All but two of these participants were men and the average age was 48 years. Compared with SPRING-1, this group had more advanced HIV disease, with a median CD4 cell count of 110 cells/mm3 and about one-quarter having less than 50 cells/mm3. Nearly two-thirds had received a diagnosis of AIDS. They had been on antiretroviral treatment for a median 14 years.
Based on previous studies, the researchers divided participants into two groups depending on type of resistance to raltegravir. People who had developed the Q148 mutation plus secondary changes showed reduced susceptibility to GSK-572, whilst those with either Q148 alone or mutations in the N155 or Y143 pathways showed little or no decrease in GSK-572 activity.
Overall, 78% of participants reached a viral load below 400 copies/ml by day 11, or at least a 0.7 log drop in HIV RNA (average decrease 1.45 log). But response differed substantially based on type of pre-existing resistance. Just 33% of patients with Q148 plus secondary mutations achieved viral suppression (mean decrease 0.72 log) compared with all participants who had N155 and Y143 mutations (mean decrease 1.82 log).
Again, GSK-572 was generally well-tolerated with no serious drug-related side-effects. Participants developed few new integrase resistance mutations and had only minimal changes in susceptibility to GSK-572 at the end of the functional monotherapy phase, indicating a high genetic barrier to resistance.

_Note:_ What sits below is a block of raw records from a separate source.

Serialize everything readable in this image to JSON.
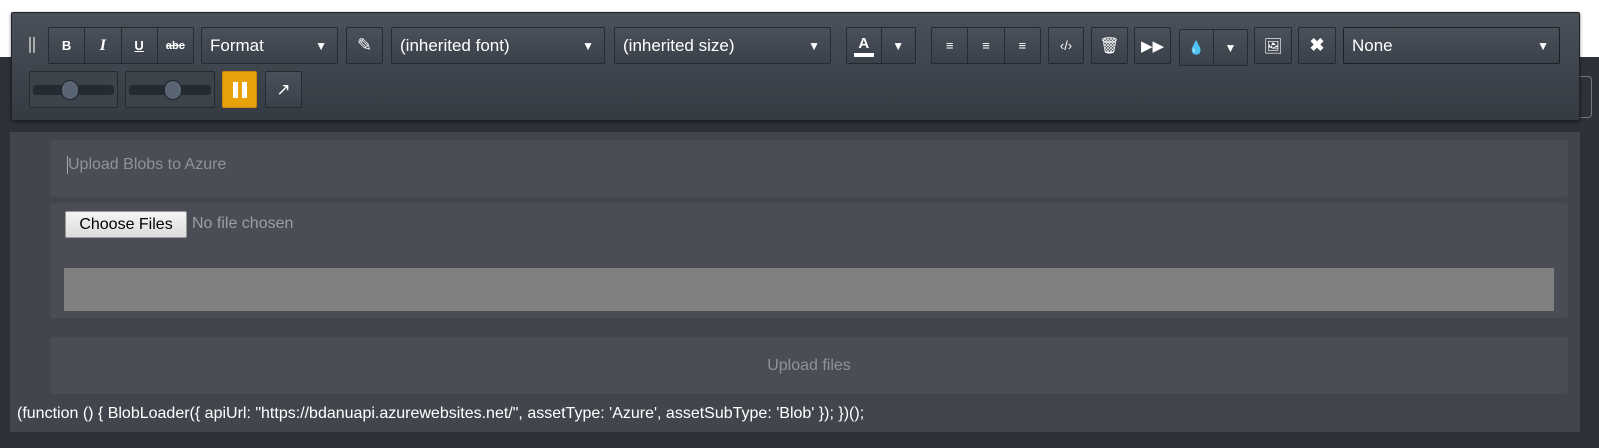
{
  "toolbar": {
    "bold": "B",
    "italic": "I",
    "underline": "U",
    "strike": "abc",
    "format": "Format",
    "font": "(inherited font)",
    "size": "(inherited size)",
    "font_color_letter": "A",
    "style": "None",
    "accent": "#e8a20c",
    "sliders": [
      0.45,
      0.5
    ]
  },
  "content": {
    "title_placeholder": "Upload Blobs to Azure",
    "choose_files": "Choose Files",
    "no_file": "No file chosen",
    "upload_button": "Upload files",
    "code": "(function () { BlobLoader({ apiUrl: \"https://bdanuapi.azurewebsites.net/\", assetType: 'Azure', assetSubType: 'Blob' }); })();"
  }
}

The researchers concluded that there was a "strong correlation" between viral load decline and baseline changes in susceptibility to GSK-572. These findings suggest that pre-treatment testing for mutations might show which individuals are most likely to benefit from the new drug.
Arribas J et al. Once-daily S/GSK1349572 as part of combination therapy in antiretroviral naïve adults: rapid and potent antiviral responses in the interim 16-week analysis from SPRING-1 (ING112276). Eighteenth International AIDS Conference, Vienna, abstract THLBB205, 2010.
Eron J et al. Activity of a next generation integrase inhibitor (INI), S/GSK1349572, in subjects with HIV exhibiting raltegravir resistance: initial results of VIKING study (ING112961). Eighteenth International AIDS Conference, Vienna, abstract MOAB0105, 2010.